Guest Column: How Creating ‘Dopesick’ Turned Me From Writer to Activist

Guest Column: How Creating ‘Dopesick’ Turned Me From Writer to Activist

“We have to hammer on the abusers in every way possible.” This quote from Richard Sackler, the man widely considered to be the “godfather” of OxyContin, perfectly exemplifies how his company, Purdue Pharma, got away with addicting millions of people through lies and deception — by blaming the victims for Purdue’s crimes.

As the creator of the Hulu limited series Dopesick, I was shocked and outraged by the obscene criminality of Purdue Pharma, which was owned and managed by members of the Sackler family. The company’s “big lie” was to aggressively market an addictive narcotic while significantly understating the risk of addiction by using misleading studies, manipulated blood charts and deceptive slogans and by pushing “expert” testimony regarding OxyContin’s safety from “independent” doctors who were in actuality on Purdue’s payroll.

These actions that created the opioid crisis might be the greatest crime in U.S. history, and even more enraging is that the individuals who made billions from the deception have never been charged! That’s a key talking point the Sacklers’ lawyers parrot over and over again.

Tired of their denials and enraged by the injustice of the tragedy, I decided to make a television series to be the “trial” the Sackler family never had. To my great surprise, this TV trial had a greater impact than I ever could have imagined.

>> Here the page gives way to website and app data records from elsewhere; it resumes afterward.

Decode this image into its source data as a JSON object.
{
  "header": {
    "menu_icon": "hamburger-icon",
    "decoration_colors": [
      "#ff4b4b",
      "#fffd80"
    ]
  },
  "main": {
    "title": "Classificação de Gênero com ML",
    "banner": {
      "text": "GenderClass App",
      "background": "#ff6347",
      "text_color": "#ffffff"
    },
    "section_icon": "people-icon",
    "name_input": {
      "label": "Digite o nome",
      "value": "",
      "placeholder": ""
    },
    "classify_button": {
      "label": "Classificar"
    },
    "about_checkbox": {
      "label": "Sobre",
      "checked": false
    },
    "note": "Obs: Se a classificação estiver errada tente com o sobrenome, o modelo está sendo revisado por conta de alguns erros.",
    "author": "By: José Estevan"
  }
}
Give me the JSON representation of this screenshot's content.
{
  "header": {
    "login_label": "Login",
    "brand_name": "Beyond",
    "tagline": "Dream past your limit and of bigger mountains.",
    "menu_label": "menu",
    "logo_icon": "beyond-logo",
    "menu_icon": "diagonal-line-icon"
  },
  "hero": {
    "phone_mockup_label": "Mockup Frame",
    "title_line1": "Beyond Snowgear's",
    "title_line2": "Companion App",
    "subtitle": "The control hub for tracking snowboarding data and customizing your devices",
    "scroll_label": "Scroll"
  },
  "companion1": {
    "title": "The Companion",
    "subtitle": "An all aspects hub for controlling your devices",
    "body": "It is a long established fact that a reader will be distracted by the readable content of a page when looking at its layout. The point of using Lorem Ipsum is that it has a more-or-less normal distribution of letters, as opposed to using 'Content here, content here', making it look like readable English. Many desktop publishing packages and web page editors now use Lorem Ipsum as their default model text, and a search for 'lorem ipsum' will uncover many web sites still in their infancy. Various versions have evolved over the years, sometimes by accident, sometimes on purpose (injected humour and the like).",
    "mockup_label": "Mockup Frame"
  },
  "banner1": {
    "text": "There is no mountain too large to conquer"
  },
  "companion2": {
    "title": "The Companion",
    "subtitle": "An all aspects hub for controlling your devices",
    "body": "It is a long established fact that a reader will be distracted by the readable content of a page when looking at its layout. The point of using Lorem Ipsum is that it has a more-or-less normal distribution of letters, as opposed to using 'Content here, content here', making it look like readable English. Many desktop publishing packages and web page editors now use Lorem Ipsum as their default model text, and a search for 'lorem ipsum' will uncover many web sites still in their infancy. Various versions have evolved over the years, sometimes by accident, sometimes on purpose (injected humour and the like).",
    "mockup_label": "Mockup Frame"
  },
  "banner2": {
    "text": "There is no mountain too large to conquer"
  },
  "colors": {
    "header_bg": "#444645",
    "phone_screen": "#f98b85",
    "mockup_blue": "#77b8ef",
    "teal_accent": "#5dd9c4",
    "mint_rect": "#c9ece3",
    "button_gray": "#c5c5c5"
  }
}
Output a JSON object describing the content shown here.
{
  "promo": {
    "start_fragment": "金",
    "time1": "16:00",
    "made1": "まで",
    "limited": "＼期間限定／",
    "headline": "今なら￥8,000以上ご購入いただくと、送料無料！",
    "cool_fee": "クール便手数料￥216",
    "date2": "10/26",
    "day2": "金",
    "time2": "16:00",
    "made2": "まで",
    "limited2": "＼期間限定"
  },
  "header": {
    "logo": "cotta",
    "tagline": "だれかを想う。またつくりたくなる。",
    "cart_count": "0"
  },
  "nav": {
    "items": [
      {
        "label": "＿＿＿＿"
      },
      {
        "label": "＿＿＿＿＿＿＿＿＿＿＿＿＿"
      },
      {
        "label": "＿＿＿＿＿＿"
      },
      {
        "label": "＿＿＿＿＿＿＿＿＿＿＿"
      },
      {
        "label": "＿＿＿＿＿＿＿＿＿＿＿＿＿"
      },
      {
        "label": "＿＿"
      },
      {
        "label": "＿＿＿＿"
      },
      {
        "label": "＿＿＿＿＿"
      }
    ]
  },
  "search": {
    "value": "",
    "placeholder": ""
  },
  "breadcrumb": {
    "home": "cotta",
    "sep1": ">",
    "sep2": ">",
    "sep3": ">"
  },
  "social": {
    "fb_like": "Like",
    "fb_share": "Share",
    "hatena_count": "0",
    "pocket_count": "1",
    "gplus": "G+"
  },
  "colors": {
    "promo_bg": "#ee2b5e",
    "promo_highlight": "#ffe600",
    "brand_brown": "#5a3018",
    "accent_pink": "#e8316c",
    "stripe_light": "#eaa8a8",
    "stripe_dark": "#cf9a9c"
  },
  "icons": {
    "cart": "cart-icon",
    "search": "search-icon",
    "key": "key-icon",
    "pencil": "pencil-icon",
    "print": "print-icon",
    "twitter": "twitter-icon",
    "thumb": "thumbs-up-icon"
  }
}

A month after Dopesick finished airing, New York’s Metropolitan Museum of Art finally erased the Sackler name from its walls. This process had begun in 2018 when the righteous artist Nan Goldin led a series of groundbreaking protests at major museums all over the world that gained international press and helped bring the truth about the Sacklers’ actions to millions. Then after the British premiere of Dopesick, the Tate Modern in London removed the Sackler name, and London’s National Gallery quickly followed suit, with some British papers referring to the whole ordeal as the “Dopesick scandal.” Despite these cultural victories, the public remains furious that no member of the Sackler family has been indicted. This anger was shared by Congressman Tim Ryan, who in a fiery speech on the House floor displayed a Dopesick poster to passionately advocate for a reckoning for the Sackler family.

With the growing attention on the Sacklers from the series, anti-Purdue/Sackler activist Ed Bisch decided to seize the moment. Having lost his only son, 18-year-old Eddie, to an OxyContin-related overdose in 2001, Bisch organized a rally outside the Department of Justice to pressure officials to pursue criminal charges against the Sacklers. He asked me to speak at the rally and, for the first time on a project, I leaped from writer to activist. I wasn’t the only one to make this transition. Three former assistant U.S. attorneys also spoke, including former prosecutor Rick Mountcastle (who was portrayed by Peter Sarsgaard in Dopesick). Mountcastle’s investigation and case against Purdue was the central storyline of the series, and it was highly unusual, if not a first, for a former assistant U.S. attorney to join a protest outside the DOJ. The rally did not go unnoticed. Shortly thereafter, its organizers were offered a meeting with Philip Sellinger, the U.S. attorney whose New Jersey office is in charge of investigating Purdue.

Strong spoke to a crowd during a protest at the Department of Justice building in Washington in December 2021.

Bryan Olin Dozier/Nurphoto/Zuma Press

I was invited to attend and found it to be one of the most moving moments of my career, listening to Sackler victims tell their tragic tales of losing loved ones to a government official who had the power to actually seek justice on their behalf. Journalist Beth Macy, the author of the incredible book that inspired the show, spoke in detail about her observations of Purdue’s opioid crisis — focusing on the fact that 1 million Americans have died of an overdose since Purdue launched its “wonder” drug.

I then explained to the U.S. attorney how the series had penetrated pop culture with millions of viewers, thus making the offenses too famous to ignore. I told him that a question I am now commonly asked is: “Why isn’t Richard Sackler in jail?” Then, Rick Mountcastle spoke. Everyone in the meeting was riveted as the former prosecutor explained to the current U.S. attorney how he felt his 2007 case was unjustly cut short because of the Sacklers’ “political connections,” and it was time for Mr. Sellinger to finish what Mountcastle had started 20 years earlier.

As of this writing, it is not known if the U.S. attorney will bring a case against Richard Sackler, but the issue refuses to go away. In June, Connecticut Attorney General William Tong asked the state’s top prosecutor to consider criminal charges against members of the Sackler family. Actions like this give many of their victims renewed hope after so many have lost so much as a result of the criminal callousness of Purdue Pharma. American life expectancies are declining in large part because of their greed. I am hopeful that thanks to the tireless work of activists and journalists and the light that we at Dopesick were able to shine on this scandal, the Justice Department will live up to its name and bring forth justice. It is past time for them to hammer the actual abusers.